In the first part of this feature, we explored the different startups attempting to change car buying. But not everyone wants to buy a car. After all, a vehicle traditionally loses its value at a dramatic rate.
Some startups are attempting to reinvent car ownership rather than car buying.
My favorite car blog Jalopnik said it best: “Cars Sales Could Be Heading Straight Into the Toilet.” Citing a Bloomberg report, the site explains automakers may have had the worst first half for new-vehicle retail sales since 2013. Car sales are tanking, but people still need cars.
Companies like Fair are offering new types of leases combining a traditional auto financing option with modern conveniences. Even car makers are looking at different ways to move vehicles from dealer lots.
Fair was founded in 2016 by an all-star team made up of automotive, retail and banking executives including Scott Painter, former founder and CEO of TrueCar.
Buying a car is painful. Dealerships are the worst, and the options are endless.

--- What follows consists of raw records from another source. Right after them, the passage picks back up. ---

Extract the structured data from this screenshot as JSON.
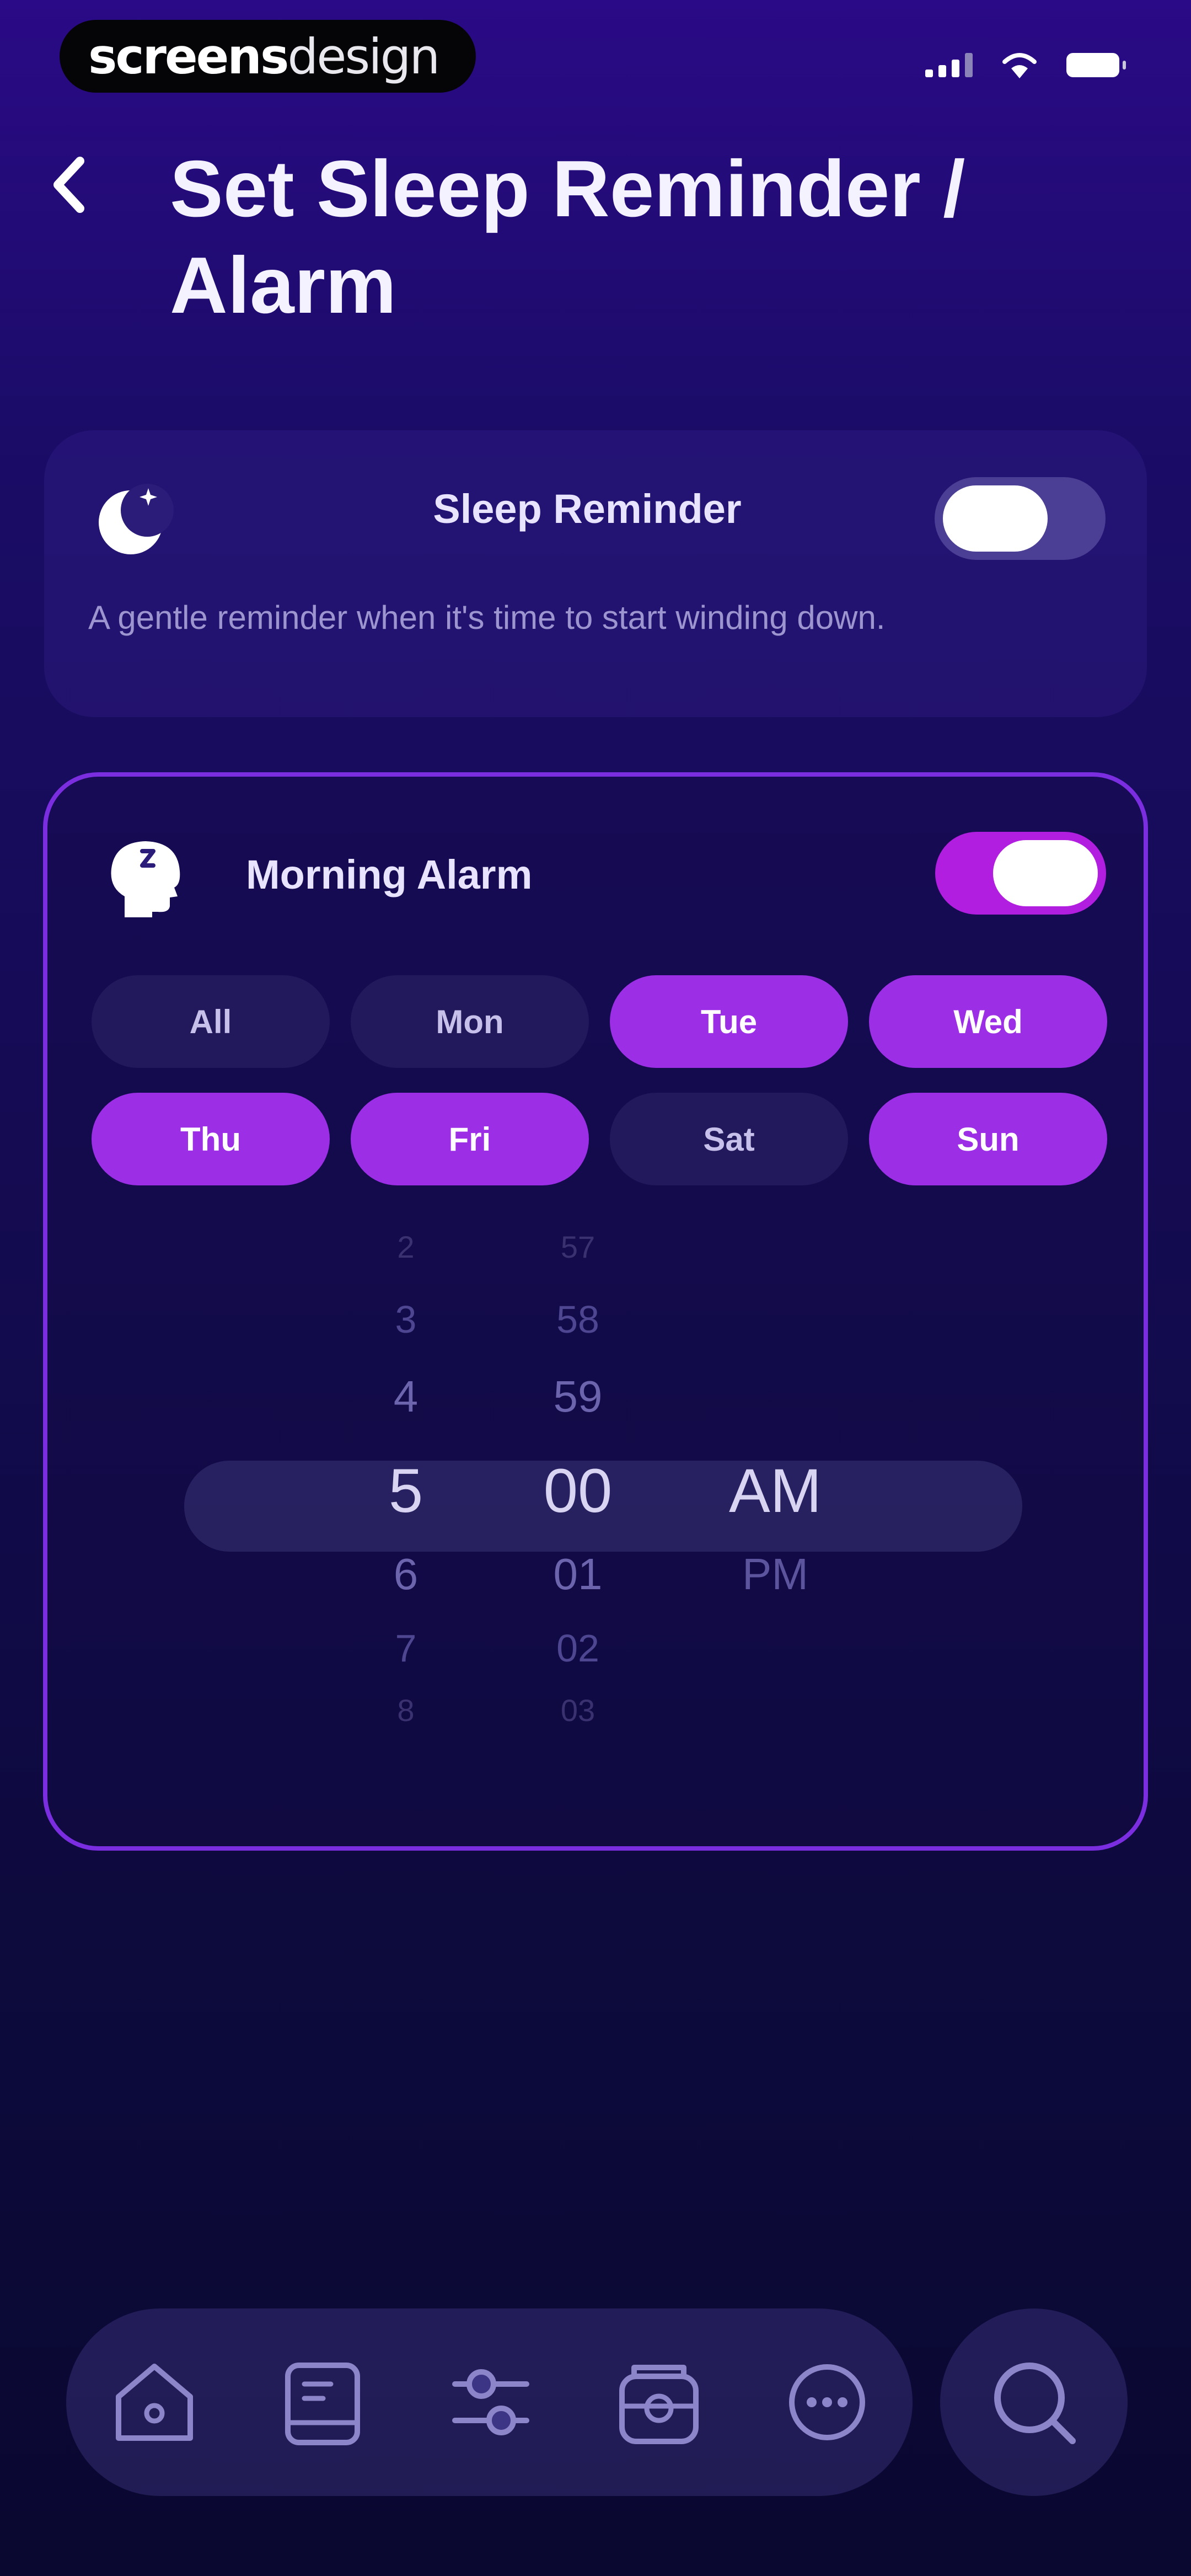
{
  "status_bar": {
    "brand_bold": "screens",
    "brand_light": "design",
    "icons": [
      "signal-icon",
      "wifi-icon",
      "battery-icon"
    ]
  },
  "header": {
    "title": "Set Sleep Reminder / Alarm",
    "back_icon": "chevron-left-icon"
  },
  "sleep_reminder": {
    "icon": "moon-icon",
    "title": "Sleep Reminder",
    "description": "A gentle reminder when it's time to start winding down.",
    "enabled": false
  },
  "morning_alarm": {
    "icon": "sleeping-head-icon",
    "title": "Morning Alarm",
    "enabled": true,
    "days": [
      {
        "label": "All",
        "selected": false
      },
      {
        "label": "Mon",
        "selected": false
      },
      {
        "label": "Tue",
        "selected": true
      },
      {
        "label": "Wed",
        "selected": true
      },
      {
        "label": "Thu",
        "selected": true
      },
      {
        "label": "Fri",
        "selected": true
      },
      {
        "label": "Sat",
        "selected": false
      },
      {
        "label": "Sun",
        "selected": true
      }
    ]
  },
  "time_picker": {
    "hours": [
      "2",
      "3",
      "4",
      "5",
      "6",
      "7",
      "8"
    ],
    "minutes": [
      "57",
      "58",
      "59",
      "00",
      "01",
      "02",
      "03"
    ],
    "periods": [
      "AM",
      "PM"
    ],
    "selected": {
      "hour": "5",
      "minute": "00",
      "period": "AM"
    }
  },
  "tab_bar": {
    "items": [
      "home-icon",
      "journal-icon",
      "sliders-icon",
      "alarm-clock-icon",
      "more-icon"
    ],
    "search_icon": "search-icon"
  },
  "colors": {
    "accent": "#9c2fe6",
    "toggle_on": "#b21ee0",
    "card_border": "#7b2ee0",
    "background_top": "#2a0a86",
    "background_bottom": "#0a0830"
  }
}
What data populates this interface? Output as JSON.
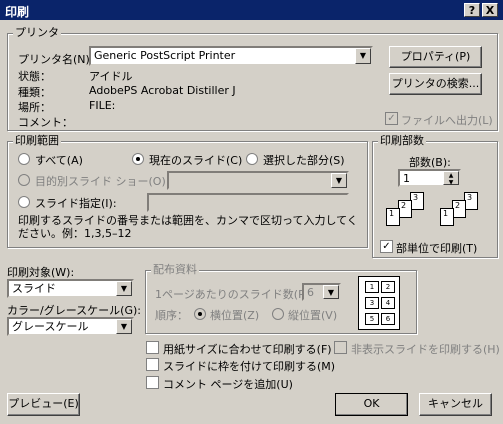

The rise of the Internet produced powerful tools for shoppers, but in the end, most buyers still have to trudge down to a car lot.
For this series of articles, TechCrunch spoke with several founders and investors attempting to rethink car buying. It’s clear these startups are the underdog in this fight. Most consumers buy cars the same way as their grandparents did and for good reason. Dealerships nationwide fought for years to enact laws and regulations that protect their businesses.
Several young companies are attempting to put the dealership online. Companies like Carvana, Shift, Vroom and Joydrive are putting the entire car buying process online, allowing customers to buy, trade-in and even test drive vehicles without talking to a salesman in an oversized golf pullover.
In the next part of this series, we’ll look at companies like Fair that are moving consumers away from purchasing and into short-term leases. Even automakers are trying something new. Tesla sells directly to consumers while Volvo, BMW, Mercedes and others are launching subscription options to give owners even more flexibility.
Several companies are building online car dealerships. Shoppers find and buy a vehicle solely through these sites, and often, the cars are delivered to the buyer. These online dealerships even take trade-ins.
Three services dominate this space, and they were all founded in 2013. Carvana, Shift, and Vroom hit the market at the same time but have experienced different paths. One thing is clear though: it takes hundreds of millions of venture capital money to build an online dealership.
Emily Melton, co-founder and managing partner, Threshold Ventures (formally known as DFJ Ventures), points to consumer’s changing expectations and an optimized process across all kinds of vehicles. She invested in Shift’s recent $140m round.